  4. Place the slide in 90% alcohol for 5 minutes.
  5. Place the slide in 70% alcohol for 1 minute.
  6. Place the slide in 50% alcohol for 1 minute.
  7. Place the slide in 30% alcohol for 1 minute.
  8. Rinse well in PBS for 5 minutes.
  9. Wipe out excess liquid present around the tissue using filter paper.
  10. Add a few drops of Haematoxylin stain over the tissue using a dropper and incubate for 5 minutes at room temperature.
  11. Wash the slide in running tap water from reverse slide.
  12. Rinse in PBS for 1 minute.
  13. Wipe out excess liquid present around the tissue using filter paper.
  14. Add a few drops of Eosin Y stain over the tissue using a dropper and stain for 30 seconds.
  15. Wash in running tap water from reverse slide.
  16. Rinse in PBS for 1 minute.
  17. Dehydrate in Absolute alcohol for 2 minutes– Two change.
  18. Clear in Xylene for 10 minutes – 2 changes.
  19. Mount in DPX and seal the rim of cover slip with Nail polish.
  20. Observe under high power objective of  microscope

Preparation of Phosphate Buffer

KCL 2 gms

KH2PO4 – 2.49gms

NaCl – 80 gms

Na2HPO4 – 11.45 gms

Dissolve all in 800 ml distilled water and make up to 1000 ml. Store at room temperature.



One response to “Haematoxylin Staining

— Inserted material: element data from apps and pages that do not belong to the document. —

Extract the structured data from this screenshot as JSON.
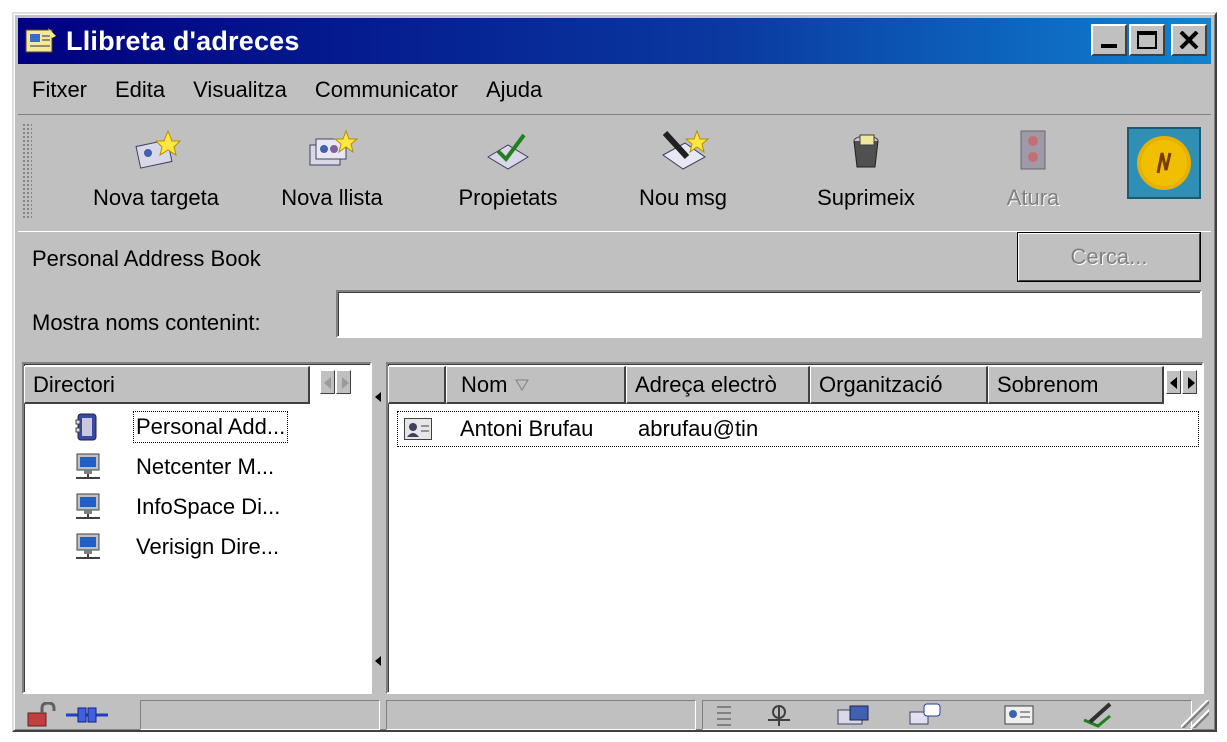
{
  "window": {
    "title": "Llibreta d'adreces"
  },
  "menu": [
    {
      "label": "Fitxer"
    },
    {
      "label": "Edita"
    },
    {
      "label": "Visualitza"
    },
    {
      "label": "Communicator"
    },
    {
      "label": "Ajuda"
    }
  ],
  "toolbar": {
    "new_card": "Nova targeta",
    "new_list": "Nova llista",
    "properties": "Propietats",
    "new_msg": "Nou msg",
    "delete": "Suprimeix",
    "stop": "Atura"
  },
  "book": {
    "name": "Personal Address Book"
  },
  "search": {
    "button": "Cerca...",
    "filter_label": "Mostra noms contenint:",
    "filter_value": ""
  },
  "directory": {
    "header": "Directori",
    "items": [
      {
        "label": "Personal Add...",
        "icon": "address-book-icon"
      },
      {
        "label": "Netcenter M...",
        "icon": "network-computer-icon"
      },
      {
        "label": "InfoSpace Di...",
        "icon": "network-computer-icon"
      },
      {
        "label": "Verisign Dire...",
        "icon": "network-computer-icon"
      }
    ]
  },
  "contacts": {
    "columns": [
      "Nom",
      "Adreça electrò",
      "Organització",
      "Sobrenom"
    ],
    "rows": [
      {
        "name": "Antoni Brufau",
        "email": "abrufau@tin",
        "organization": "",
        "nickname": ""
      }
    ]
  },
  "colors": {
    "titlebar_start": "#000080",
    "titlebar_end": "#1084d0",
    "face": "#c0c0c0"
  }
}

  1. Thanks a lot for your notes…really appreciate it..
    it help me to completed my lab report…:)